The IDS Sexuality and Development Programme has had a longstanding focus on the links between sexuality and poverty. A new report from the Programme, sponsored by the Swedish International Development Cooperation Agency (SIDA) and written by Susie Jolly, reviews the evidence between poverty and the denial of sexual rights.
Key messages from the report include:
- Denial of sexual rights can contribute to poverty. People with non-conforming sexualities and those who don’t fit gender
stereotypes (for example, LGBT people, divorcees and single women) may be excluded from social and economic participation, or included on adverse terms. People with conforming sexualities may also pay a price in material terms.
- Poverty can make people more vulnerable to abuse of sexual rights. For example, Under Sharia law in Northern Nigeria, poor people are more likely to be charged with and convicted of sodomy and illicit sex, as well as other crimes, than more middle class people.
- Some richer people are more constrained in terms of expressing their sexuality for fear of jeopardizing their inheritance or reputation. And some people who break rules around sexuality may gain in material terms.
- Either way, sexuality and economy are interconnected.
- Most economic systems are heteronormative – i.e. structured around a particular model of heterosexual relationships.
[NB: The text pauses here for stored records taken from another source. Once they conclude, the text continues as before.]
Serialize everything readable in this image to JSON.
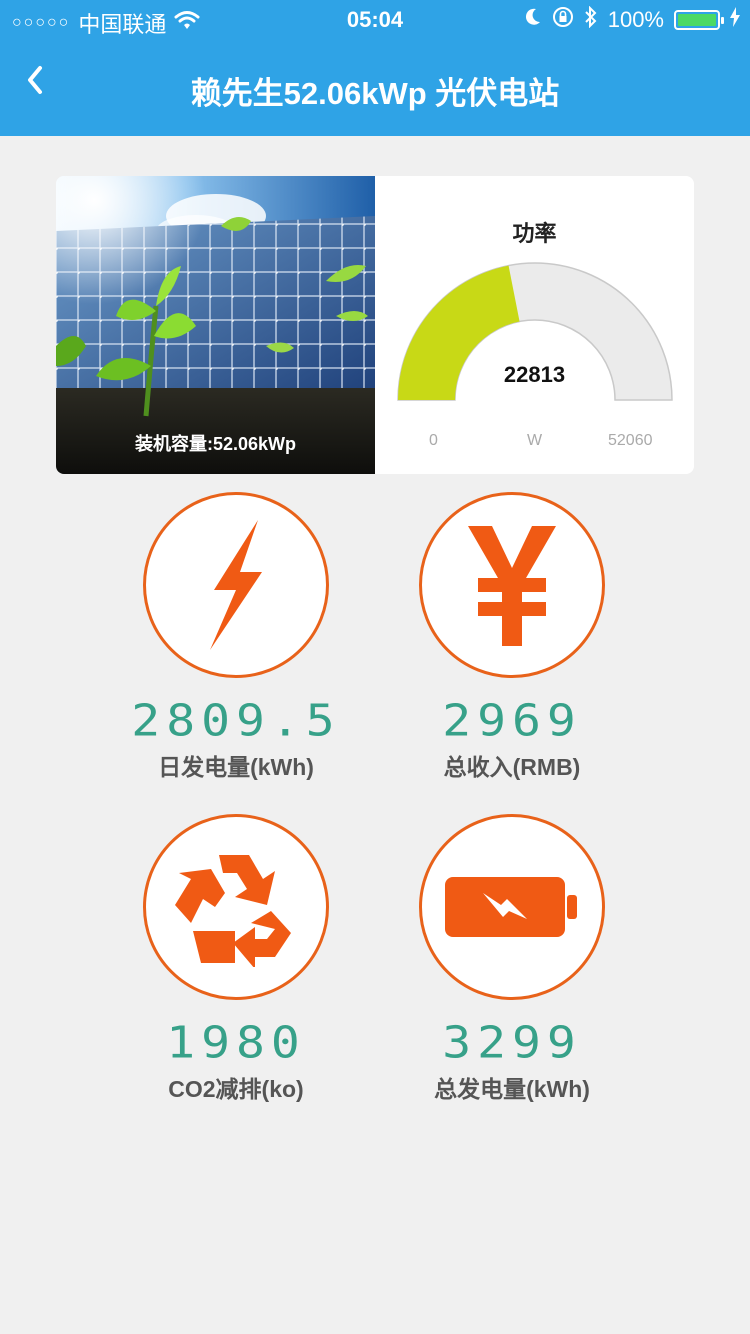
{
  "status": {
    "signal": "○○○○○",
    "carrier": "中国联通",
    "time": "05:04",
    "battery_pct": "100%"
  },
  "nav": {
    "title": "赖先生52.06kWp 光伏电站"
  },
  "plant": {
    "capacity_label": "装机容量:52.06kWp"
  },
  "gauge": {
    "title": "功率",
    "value": "22813",
    "min": "0",
    "unit": "W",
    "max": "52060",
    "fraction": 0.4382
  },
  "metrics": [
    {
      "icon": "lightning-icon",
      "value": "2809.5",
      "label": "日发电量(kWh)"
    },
    {
      "icon": "yuan-icon",
      "value": "2969",
      "label": "总收入(RMB)"
    },
    {
      "icon": "recycle-icon",
      "value": "1980",
      "label": "CO2减排(ko)"
    },
    {
      "icon": "battery-charge-icon",
      "value": "3299",
      "label": "总发电量(kWh)"
    }
  ],
  "colors": {
    "header": "#2fa3e6",
    "accent": "#e8621a",
    "value": "#37a189",
    "gauge_fill": "#c8d916",
    "gauge_track": "#ebebeb"
  }
}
Heteronormativity is the institutionalisation of the idea that only heterosexuality is normal, and only particular kinds of heterosexual relations are normal, for example within a gender unequal marriage between people of the same class and ethnic group.
- International development programming can reinforce these
You can download the full report from our website.
Susie was recently featured on The Wire a daily current affairs programme broadcast on Community and Indigenous radio stations
around Australia. The Wire takes an independent approach to current issues and offers critical coverage to challenge all points of view. Listen to her here.
Kate Hawkins is the Convenor of the Sexuality and Development Programme, based within the Participation, Power and Social Change research team at IDS.